“First of all, if a doctor thinks it’s the right thing to prescribe (ivermectin), we don’t want to interfere with the doctor / patient relationship,” Dobbs said. “If a doctor wants to use it, we leave it to their discretion. It is an evolving situation with different treatments used. Personally I don’t think it will work, but if you get ivermectin please get antibodies as well. We know that monoclonal antibodies work. So if you get COVID, don’t let it be ivermectin or… Let it be ivermectin and antibodies. “
The farm supply store manager said he first realized people were buying ivermectin to treat COVID-19 in January.
“I’ve been taking it since January after seeing retired doctors and vets taking it,” he said, noting that he received the Johnson & Johnson vaccine in March and was using ivermectin as supplement to the vaccine.
“I haven’t had any side effects,” he said, noting that he’s taking the dosage recommended for pigs.
The Ministry of Health issues an alert
There is growing concern that many people take ivermectin in much higher doses, primarily among those who purchase the drug from farm supply stores.
The state’s health department issued an alert on Friday after the Mississippi Poison Control Center reported receiving an increasing number of calls from people potentially exposed to ivermectin. At least 70 percent of the calls involved livestock or animal formulations of ivermectin purchased from livestock supply centers. Eighty-five percent of the callers had mild symptoms, but one person was asked to seek further evaluation because of the amount of ivermectin allegedly ingested.
The state’s health department confirmed on Friday that a person was hospitalized in Mississippi after ingesting ivermectin.
In its alert, the health department asked healthcare providers, doctors and hospitals who identify patients with illnesses related to ivermectin ingestion, whether they are prescribed preparations or for livestock, to contact the poison control center.
The incidents of high-dose ivermectin are linked to studies that have shown the drug to be effective against COVID, Dobbs said.
“If we look at the biology of (ivermectin), the concentrations we see in vitro that have shown efficacy against the virus were 50 times higher than what can be achieved in humans under safe conditions,” Dobbs said. . “I doubt it will be very effective when taken in doses that are safe for humans.”
“I absolutely would not prescribe it”
While there is no doubt that prescriptions for ivermectin have increased dramatically, Landrum believes that most of these prescriptions are not written by doctors.
“I absolutely wouldn’t prescribe it as a COVID treatment,” Landrum said. “I’m not sure, but I believe most of these prescriptions are written by nurse practitioners in emergency care facilities. I would just hate to think that they mostly come from doctors. We have two safe and effective options: vaccines to prevent COVID and monoclonal antibodies if you have the virus. I don’t see any reason why ivermectin would help.

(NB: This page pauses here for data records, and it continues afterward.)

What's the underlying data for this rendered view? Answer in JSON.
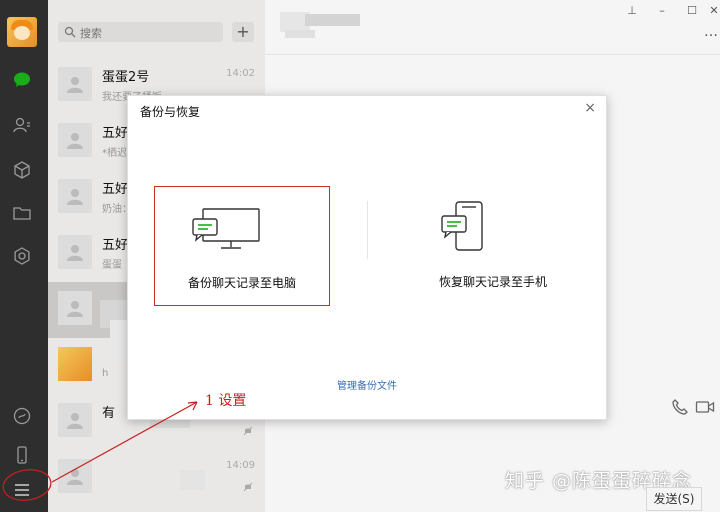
{
  "search": {
    "placeholder": "搜索",
    "add_label": "+"
  },
  "chats": [
    {
      "name": "蛋蛋2号",
      "msg": "我还要了桶饭",
      "time": "14:02"
    },
    {
      "name": "五好",
      "msg": "*栖迟",
      "time": ""
    },
    {
      "name": "五好",
      "msg": "奶油：",
      "time": ""
    },
    {
      "name": "五好",
      "msg": "蛋蛋",
      "time": ""
    },
    {
      "name": "",
      "msg": "",
      "time": ""
    },
    {
      "name": "",
      "msg": "h",
      "time": ""
    },
    {
      "name": "有",
      "msg": "",
      "time": ""
    },
    {
      "name": "",
      "msg": "",
      "time": "14:09"
    }
  ],
  "window": {
    "pin": "⊥",
    "minimize": "–",
    "maximize": "☐",
    "close": "✕",
    "more": "…"
  },
  "modal": {
    "title": "备份与恢复",
    "close": "×",
    "backup_label": "备份聊天记录至电脑",
    "restore_label": "恢复聊天记录至手机",
    "manage_label": "管理备份文件"
  },
  "annotation": {
    "text": "1 设置"
  },
  "watermark": "知乎 @陈蛋蛋碎碎念",
  "send_label": "发送(S)",
  "colors": {
    "sidebar": "#2e2e2e",
    "accent_green": "#1aad19",
    "annotation_red": "#c81f1f",
    "link_blue": "#376fb5"
  }
}
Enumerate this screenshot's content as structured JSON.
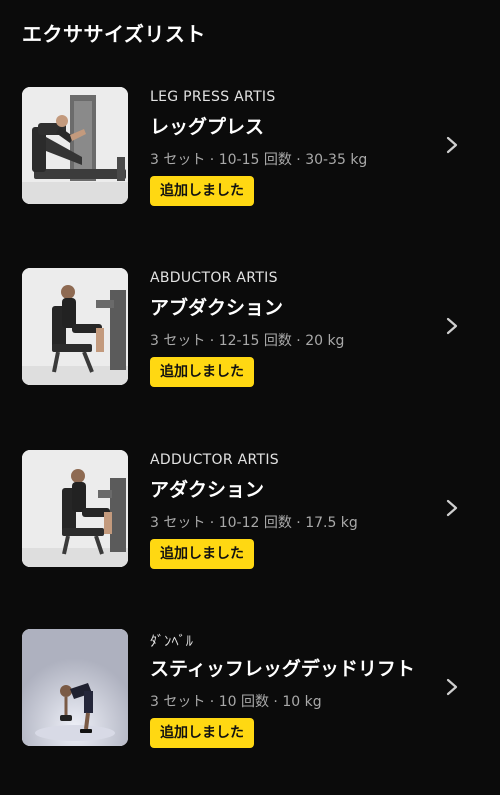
{
  "header": {
    "title": "エクササイズリスト"
  },
  "exercises": [
    {
      "subtitle": "LEG PRESS ARTIS",
      "name": "レッグプレス",
      "details": "3 セット · 10-15 回数 · 30-35 kg",
      "badge": "追加しました",
      "thumbnail_icon": "leg-press-machine"
    },
    {
      "subtitle": "ABDUCTOR ARTIS",
      "name": "アブダクション",
      "details": "3 セット · 12-15 回数 · 20 kg",
      "badge": "追加しました",
      "thumbnail_icon": "abductor-machine"
    },
    {
      "subtitle": "ADDUCTOR ARTIS",
      "name": "アダクション",
      "details": "3 セット · 10-12 回数 · 17.5 kg",
      "badge": "追加しました",
      "thumbnail_icon": "adductor-machine"
    },
    {
      "subtitle": "ﾀﾞﾝﾍﾞﾙ",
      "name": "スティッフレッグデッドリフト",
      "details": "3 セット · 10 回数 · 10 kg",
      "badge": "追加しました",
      "thumbnail_icon": "dumbbell-deadlift"
    }
  ],
  "colors": {
    "background": "#0b0b0b",
    "badge": "#ffd812",
    "details_text": "#a9a9a9"
  },
  "icons": {
    "row_arrow": "chevron-right-icon"
  }
}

Bonner said he was dismayed, but not surprised, people were asking questions about ivermectin as an alternative to COVID vaccines.
“I don’t mind telling people what I’m thinking,” Bonner said. “I tell them to get vaccinated. But that’s not what they want to hear.
While Dobbs is skeptical of ivermectin’s effectiveness against COVID-19, he is certain of one thing:
“Please, please, please don’t buy it from a grocery store,” he said.
Slim Smith is a columnist and editor for The Dispatch. His e-mail address is [email protected]